As a high-caste Hindu who worked for a series of Muslim monarchs and other officials, forming powerful friendships along the way, Chandar Bhan’s experience bears vivid testimony to the pluralistic atmosphere of the Mughal court, particularly during the reign of Shah Jahan, the celebrated builder of the Taj Mahal. But his widely circulated and emulated works also touch on a range of topics central to our understanding of the court’s literary, mystical, administrative, and ethical cultures, while his letters and autobiographical writings provide tantalizing examples of early modern Indo-Persian modes of self-fashioning. Chandar Bhan’s oeuvre is a valuable window onto a crucial, though surprisingly neglected, period of Mughal cultural and political history.
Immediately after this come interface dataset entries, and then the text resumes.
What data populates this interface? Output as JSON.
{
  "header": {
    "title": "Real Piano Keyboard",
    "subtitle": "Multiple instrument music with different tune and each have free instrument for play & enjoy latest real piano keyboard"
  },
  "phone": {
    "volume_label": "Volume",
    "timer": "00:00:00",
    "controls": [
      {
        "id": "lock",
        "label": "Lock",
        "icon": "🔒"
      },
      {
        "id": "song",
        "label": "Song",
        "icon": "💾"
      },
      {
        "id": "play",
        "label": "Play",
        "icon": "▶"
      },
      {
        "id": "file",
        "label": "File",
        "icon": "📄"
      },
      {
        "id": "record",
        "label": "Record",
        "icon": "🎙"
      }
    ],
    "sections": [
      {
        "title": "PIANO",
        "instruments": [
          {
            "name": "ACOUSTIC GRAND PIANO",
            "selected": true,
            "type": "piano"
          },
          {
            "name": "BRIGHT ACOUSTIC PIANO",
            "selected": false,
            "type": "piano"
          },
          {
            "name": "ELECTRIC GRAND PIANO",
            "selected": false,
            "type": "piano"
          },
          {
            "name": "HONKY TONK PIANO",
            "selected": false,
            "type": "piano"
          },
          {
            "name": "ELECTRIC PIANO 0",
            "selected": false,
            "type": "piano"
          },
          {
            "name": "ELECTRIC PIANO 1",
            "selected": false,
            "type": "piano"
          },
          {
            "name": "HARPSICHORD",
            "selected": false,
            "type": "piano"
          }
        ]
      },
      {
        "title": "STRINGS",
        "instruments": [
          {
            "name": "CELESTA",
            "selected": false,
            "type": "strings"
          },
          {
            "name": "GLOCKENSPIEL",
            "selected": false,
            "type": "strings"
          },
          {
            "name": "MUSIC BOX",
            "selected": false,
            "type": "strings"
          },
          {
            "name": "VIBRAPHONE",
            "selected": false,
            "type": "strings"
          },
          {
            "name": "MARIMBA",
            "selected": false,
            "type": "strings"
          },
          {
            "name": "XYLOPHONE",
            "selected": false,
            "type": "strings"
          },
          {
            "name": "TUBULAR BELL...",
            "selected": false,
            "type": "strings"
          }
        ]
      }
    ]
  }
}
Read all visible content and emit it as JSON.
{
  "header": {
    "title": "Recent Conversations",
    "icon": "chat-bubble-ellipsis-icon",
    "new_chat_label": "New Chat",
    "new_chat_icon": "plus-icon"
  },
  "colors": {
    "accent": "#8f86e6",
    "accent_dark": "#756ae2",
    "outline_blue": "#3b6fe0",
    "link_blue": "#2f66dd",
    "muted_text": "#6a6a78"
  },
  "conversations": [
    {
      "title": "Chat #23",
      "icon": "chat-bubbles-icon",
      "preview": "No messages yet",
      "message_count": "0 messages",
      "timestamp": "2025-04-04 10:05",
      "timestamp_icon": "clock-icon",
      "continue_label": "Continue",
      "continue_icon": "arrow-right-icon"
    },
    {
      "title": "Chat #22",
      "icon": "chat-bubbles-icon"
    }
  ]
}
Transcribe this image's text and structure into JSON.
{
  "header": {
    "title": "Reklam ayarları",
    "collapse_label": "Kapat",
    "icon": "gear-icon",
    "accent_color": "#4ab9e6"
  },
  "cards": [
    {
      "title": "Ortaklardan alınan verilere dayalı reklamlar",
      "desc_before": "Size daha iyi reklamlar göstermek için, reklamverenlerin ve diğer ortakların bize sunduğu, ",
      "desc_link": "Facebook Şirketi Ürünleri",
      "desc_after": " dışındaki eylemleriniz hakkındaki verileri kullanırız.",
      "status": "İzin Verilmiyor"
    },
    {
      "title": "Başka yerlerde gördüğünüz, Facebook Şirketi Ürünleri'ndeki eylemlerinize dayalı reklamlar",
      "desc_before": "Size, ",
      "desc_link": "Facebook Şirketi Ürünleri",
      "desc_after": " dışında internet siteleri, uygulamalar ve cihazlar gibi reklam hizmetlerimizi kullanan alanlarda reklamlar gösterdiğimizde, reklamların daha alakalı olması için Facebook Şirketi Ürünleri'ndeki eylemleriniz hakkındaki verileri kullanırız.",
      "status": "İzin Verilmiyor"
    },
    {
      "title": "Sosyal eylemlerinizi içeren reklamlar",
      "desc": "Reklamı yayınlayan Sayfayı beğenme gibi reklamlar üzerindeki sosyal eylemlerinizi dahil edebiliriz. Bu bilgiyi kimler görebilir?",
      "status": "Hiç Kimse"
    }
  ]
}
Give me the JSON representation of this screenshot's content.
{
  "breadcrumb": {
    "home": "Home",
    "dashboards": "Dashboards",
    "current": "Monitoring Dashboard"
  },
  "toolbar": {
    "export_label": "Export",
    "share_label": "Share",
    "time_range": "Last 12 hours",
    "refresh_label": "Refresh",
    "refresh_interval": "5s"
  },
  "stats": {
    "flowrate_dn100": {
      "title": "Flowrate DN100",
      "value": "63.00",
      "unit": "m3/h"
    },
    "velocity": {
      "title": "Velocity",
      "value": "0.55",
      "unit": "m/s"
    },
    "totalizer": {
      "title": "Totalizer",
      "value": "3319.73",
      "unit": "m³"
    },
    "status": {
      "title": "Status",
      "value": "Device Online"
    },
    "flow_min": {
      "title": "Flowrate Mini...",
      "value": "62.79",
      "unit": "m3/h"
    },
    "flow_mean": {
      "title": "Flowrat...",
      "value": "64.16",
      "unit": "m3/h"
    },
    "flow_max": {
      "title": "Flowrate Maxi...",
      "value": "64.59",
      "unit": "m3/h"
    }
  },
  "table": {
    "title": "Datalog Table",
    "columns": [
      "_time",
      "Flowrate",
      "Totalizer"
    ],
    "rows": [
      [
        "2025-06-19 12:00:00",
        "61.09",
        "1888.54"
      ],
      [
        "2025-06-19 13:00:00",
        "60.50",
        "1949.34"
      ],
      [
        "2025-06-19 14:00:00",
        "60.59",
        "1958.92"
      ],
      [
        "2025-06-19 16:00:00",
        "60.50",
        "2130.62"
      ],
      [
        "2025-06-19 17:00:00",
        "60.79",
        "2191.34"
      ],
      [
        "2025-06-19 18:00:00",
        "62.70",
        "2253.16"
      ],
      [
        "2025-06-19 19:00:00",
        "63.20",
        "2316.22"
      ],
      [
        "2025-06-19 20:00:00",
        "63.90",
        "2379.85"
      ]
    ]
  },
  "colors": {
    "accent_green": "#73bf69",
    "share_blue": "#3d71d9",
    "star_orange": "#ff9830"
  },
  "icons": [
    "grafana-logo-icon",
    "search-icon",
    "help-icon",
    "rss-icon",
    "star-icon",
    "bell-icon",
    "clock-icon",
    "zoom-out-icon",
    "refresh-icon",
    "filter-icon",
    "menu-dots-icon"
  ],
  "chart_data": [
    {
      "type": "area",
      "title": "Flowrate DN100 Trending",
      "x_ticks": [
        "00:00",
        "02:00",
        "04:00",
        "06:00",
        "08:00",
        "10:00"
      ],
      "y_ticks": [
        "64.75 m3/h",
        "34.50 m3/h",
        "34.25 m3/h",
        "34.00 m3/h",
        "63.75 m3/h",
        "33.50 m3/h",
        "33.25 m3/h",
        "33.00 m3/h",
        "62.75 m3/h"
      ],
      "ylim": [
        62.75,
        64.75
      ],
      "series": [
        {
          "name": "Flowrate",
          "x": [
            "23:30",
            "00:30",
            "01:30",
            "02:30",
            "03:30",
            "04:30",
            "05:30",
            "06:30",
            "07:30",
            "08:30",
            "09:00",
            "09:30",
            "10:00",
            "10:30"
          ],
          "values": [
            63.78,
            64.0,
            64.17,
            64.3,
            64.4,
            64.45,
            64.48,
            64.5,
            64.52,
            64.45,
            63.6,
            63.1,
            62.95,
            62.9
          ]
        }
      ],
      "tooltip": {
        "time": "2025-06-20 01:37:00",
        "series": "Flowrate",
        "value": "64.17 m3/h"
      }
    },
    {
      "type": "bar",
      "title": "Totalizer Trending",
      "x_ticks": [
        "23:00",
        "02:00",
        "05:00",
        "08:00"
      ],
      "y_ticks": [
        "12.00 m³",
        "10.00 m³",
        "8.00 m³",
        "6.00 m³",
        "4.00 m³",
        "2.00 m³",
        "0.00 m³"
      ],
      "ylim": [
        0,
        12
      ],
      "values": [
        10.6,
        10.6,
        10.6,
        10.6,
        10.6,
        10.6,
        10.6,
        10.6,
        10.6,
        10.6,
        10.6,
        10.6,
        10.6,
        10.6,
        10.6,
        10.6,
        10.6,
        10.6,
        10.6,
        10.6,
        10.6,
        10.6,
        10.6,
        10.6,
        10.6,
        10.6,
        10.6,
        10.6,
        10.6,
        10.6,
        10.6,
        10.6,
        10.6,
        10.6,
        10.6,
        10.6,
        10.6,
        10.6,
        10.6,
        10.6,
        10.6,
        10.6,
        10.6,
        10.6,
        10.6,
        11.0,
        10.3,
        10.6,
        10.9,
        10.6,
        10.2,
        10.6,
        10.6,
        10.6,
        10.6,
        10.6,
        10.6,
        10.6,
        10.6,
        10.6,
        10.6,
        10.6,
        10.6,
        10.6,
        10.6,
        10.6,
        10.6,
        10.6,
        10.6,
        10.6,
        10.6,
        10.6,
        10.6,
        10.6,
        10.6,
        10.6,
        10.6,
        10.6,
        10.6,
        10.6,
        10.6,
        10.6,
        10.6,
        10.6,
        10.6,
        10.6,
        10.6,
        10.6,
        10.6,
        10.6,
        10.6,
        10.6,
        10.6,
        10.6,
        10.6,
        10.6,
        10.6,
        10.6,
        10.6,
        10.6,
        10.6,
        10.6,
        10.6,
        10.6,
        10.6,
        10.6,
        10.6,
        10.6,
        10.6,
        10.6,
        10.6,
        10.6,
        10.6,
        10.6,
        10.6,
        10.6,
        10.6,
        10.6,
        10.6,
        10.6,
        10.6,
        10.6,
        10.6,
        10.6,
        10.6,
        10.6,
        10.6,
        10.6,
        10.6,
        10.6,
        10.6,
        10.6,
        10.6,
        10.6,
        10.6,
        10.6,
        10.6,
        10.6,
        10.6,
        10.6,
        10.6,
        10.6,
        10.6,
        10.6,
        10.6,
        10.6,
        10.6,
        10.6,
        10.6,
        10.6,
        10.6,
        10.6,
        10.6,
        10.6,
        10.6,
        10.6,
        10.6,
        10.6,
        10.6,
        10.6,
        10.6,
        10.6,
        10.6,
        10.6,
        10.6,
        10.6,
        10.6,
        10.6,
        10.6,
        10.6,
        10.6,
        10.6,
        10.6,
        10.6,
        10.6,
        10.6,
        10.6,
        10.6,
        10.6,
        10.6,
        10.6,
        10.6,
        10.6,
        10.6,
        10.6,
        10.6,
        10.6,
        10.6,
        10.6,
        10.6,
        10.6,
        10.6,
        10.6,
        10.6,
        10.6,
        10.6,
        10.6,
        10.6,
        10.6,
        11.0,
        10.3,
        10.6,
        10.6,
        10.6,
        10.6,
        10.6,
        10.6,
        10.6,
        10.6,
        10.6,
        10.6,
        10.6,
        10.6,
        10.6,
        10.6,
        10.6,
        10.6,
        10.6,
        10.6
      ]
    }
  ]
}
islam, middle eastern, mughal, mughal court, political history, world literature, aurangzeb alamgir, south asia, brahman, chandar bhan, indopersian, biography, courtier, akbar, self fashioning, asia, muslim monarchs, shah jahan, religious tolerance, hindu, india, literature, munshi, religious pluralism, cultural history, great mughals, jahangir, nonfiction, persian poets, royal court, caste, classics, hinduism, history, taj mahal, identity, religious identity